The year of the linux phone isn’t 2019, but it may be 2020. The moment someone launches open hardware and a non-bananas mobile OS, a series of dominoes will fall that leads to a lot of the profit going away for the mobile platforms, and most of that profit is apple’s. The moment a linux handset starts to gain traction, I’m shorting apple.

Linux will welcome python, go, C. And it will be possible to develop compact codebases that deliver usable apps. You won’t have 2k line XML files to get a build to work. You’ll be able to create a working app in one line, and in one file.

Installable web pages will work properly because it will be easiest to support and it’s the only way to seed the functionality of the device. Linux phone vendors won’t have a vested interest in closing down their APIs, at least not at first.

It’s in apple’s DNA to suck at this, and they won’t be able to catch up.

Consumers sense that they’re being shat on and they’ll want to switch as soon as the platform is ready – which isn’t yet, but it’s soon.

How could this be better

installing components ...

Replace version numbers with a compatibility matrix

Today, for the most part, unless you’re building against a library and relying on a type system, it’s hard to automatically say if two pieces of software can interact safely.

We use version numbers as a proxy for this; a developer designs their app to work with a library or platform version, and tests it thereof. But this is expensive and difficult, and easy to get wrong when something changes. It also discourages app developers from staying up to date with libraries and platforms.

Instead of targeting a version for compatibility, I should target the specific APIs my app consumes, and the side-effect semantics I want from those APIs. Then the library can publish a matrix or manifest and I can update to any version with a compatible manifest.

Even better, if I’m targeting a semantic that turns out not to be true, I can get automatically notified of this when the vendor corrects the manifest. For example, imagine some social sharing API that discovered a bug in their privacy implementation, so that the ‘not publicly visible’ semantic was wrong for some route. If I’m asserting that semantic, I can discover the problem in lint and get notified to upgrade.

3rd-party upgrades

Upgrades are bad everywhere and allow these kinds of dark patterns, lack of accountability by vendors, lack of control by users, difficulty selecting feature vs security channels. People were very frustrated by windows 10 forced upgrades.

For the typical consumer, upgrades are better than not having upgrades, because they can’t manage their own security.
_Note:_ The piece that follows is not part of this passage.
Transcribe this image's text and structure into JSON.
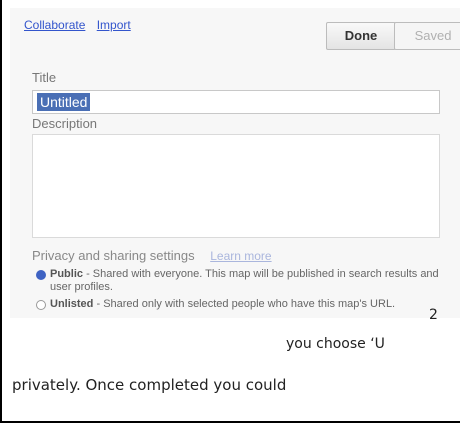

For any player worth stealing information from, the story is more complicated. When the Department of Interior bought chinese drones, they considered automatic updates to be a threat vector.

I think there’s room in the market for a 3rd-party update manager – an industry-standard user interface that allows users to view and control what updates they get, and which can punish vendors who try to slip in new features or privacy threats on the security channel.

This doesn’t just add value for consumers. Small shops that don’t want to manage their own update infrastructure could use this; they currently get it from app stores, but app stores are tied to platforms are pose a competition risk.

The only players that are harmed by 3rd-party upgrades are platform vendors, and only because they’re been using automatic updates as a stick to do things that got Bill Gates in trouble with the DOJ in the 90s.